The form and function of warning signals in Lepidoptera, with a special focus on burnet moths (Zygaenidae)
Briolat, Emmanuelle Sophie
Thesis or dissertation
University of Exeter
CC BY (with standard embargo period of 18 months)
Reason for embargo
Standard embargo to allow publication of papers.
Many species use visual features to avoid predation by several methods, such as concealing themselves, deceiving predators and hindering capture. One of the most striking strategies is aposematism, or warning coloration, in which prey use conspicuous visual signals to advertise chemical or physical defences, and thereby deter predators from attacking. My thesis focuses on the form of these warning signals, namely which elements of visual patterns might be most effective in generating predator avoidance, as well as how these different visual features relate to defence levels and ultimately to prey survival in the wild. To address these issues, I studied the warning signals of Lepidoptera and in particular burnet moths (Zygaenidae: Zygaeninae), day-flying moths with distinctive red and black wings and the remarkable ability to both synthesise defensive compounds and sequester them from their host plants. Technological advances and a growing understanding of animal vision mean that animal signals can be studied in an increasingly precise and ecologically-relevant way. Throughout this thesis, I use sophisticated methods to quantify both the defensive chemicals and wing coloration of burnet moths, as perceived by their avian predators. I examine the key features of day-flying defended Lepidoptera, then focus on the potential for quantitative signal honesty in burnet moths. I explore the relationship between defence levels and measures of coloration, both within the six-spot burnet moth, Zygaena filipendulae, and across species in the Zygaenidae, then test the effects of variation in warning signals on predation risk for artificial burnet-like prey in the field. My work highlights some of the complicating factors that should be accounted for in the study of warning coloration, especially when investigating the potential for quantitative signal honesty.
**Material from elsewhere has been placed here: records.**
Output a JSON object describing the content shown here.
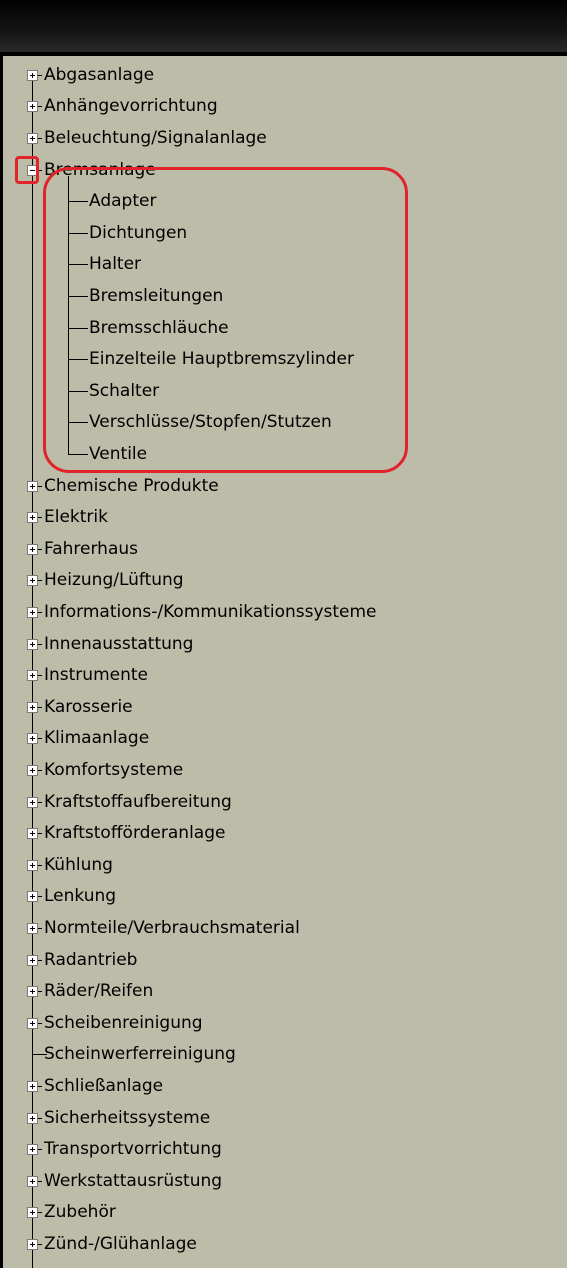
{
  "tree": {
    "items": [
      {
        "label": "Abgasanlage",
        "expander": "plus"
      },
      {
        "label": "Anhängevorrichtung",
        "expander": "plus"
      },
      {
        "label": "Beleuchtung/Signalanlage",
        "expander": "plus"
      },
      {
        "label": "Bremsanlage",
        "expander": "minus",
        "expanded": true,
        "children": [
          {
            "label": "Adapter"
          },
          {
            "label": "Dichtungen"
          },
          {
            "label": "Halter"
          },
          {
            "label": "Bremsleitungen"
          },
          {
            "label": "Bremsschläuche"
          },
          {
            "label": "Einzelteile Hauptbremszylinder"
          },
          {
            "label": "Schalter"
          },
          {
            "label": "Verschlüsse/Stopfen/Stutzen"
          },
          {
            "label": "Ventile"
          }
        ]
      },
      {
        "label": "Chemische Produkte",
        "expander": "plus"
      },
      {
        "label": "Elektrik",
        "expander": "plus"
      },
      {
        "label": "Fahrerhaus",
        "expander": "plus"
      },
      {
        "label": "Heizung/Lüftung",
        "expander": "plus"
      },
      {
        "label": "Informations-/Kommunikationssysteme",
        "expander": "plus"
      },
      {
        "label": "Innenausstattung",
        "expander": "plus"
      },
      {
        "label": "Instrumente",
        "expander": "plus"
      },
      {
        "label": "Karosserie",
        "expander": "plus"
      },
      {
        "label": "Klimaanlage",
        "expander": "plus"
      },
      {
        "label": "Komfortsysteme",
        "expander": "plus"
      },
      {
        "label": "Kraftstoffaufbereitung",
        "expander": "plus"
      },
      {
        "label": "Kraftstofförderanlage",
        "expander": "plus"
      },
      {
        "label": "Kühlung",
        "expander": "plus"
      },
      {
        "label": "Lenkung",
        "expander": "plus"
      },
      {
        "label": "Normteile/Verbrauchsmaterial",
        "expander": "plus"
      },
      {
        "label": "Radantrieb",
        "expander": "plus"
      },
      {
        "label": "Räder/Reifen",
        "expander": "plus"
      },
      {
        "label": "Scheibenreinigung",
        "expander": "plus"
      },
      {
        "label": "Scheinwerferreinigung",
        "expander": "none"
      },
      {
        "label": "Schließanlage",
        "expander": "plus"
      },
      {
        "label": "Sicherheitssysteme",
        "expander": "plus"
      },
      {
        "label": "Transportvorrichtung",
        "expander": "plus"
      },
      {
        "label": "Werkstattausrüstung",
        "expander": "plus"
      },
      {
        "label": "Zubehör",
        "expander": "plus"
      },
      {
        "label": "Zünd-/Glühanlage",
        "expander": "plus"
      }
    ]
  },
  "colors": {
    "pane_background": "#bdbca8",
    "titlebar": "#141414",
    "highlight": "#e0242b"
  }
}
I hope my thesis will provide a basis for future research on the defensive strategies of day-flying moths and inspire others to pursue investigations into aposematism in the Zygaenidae.
Blount, Jonathan D.
PhD in Biological Sciences
SWBio DTP studentship, ref. 1355867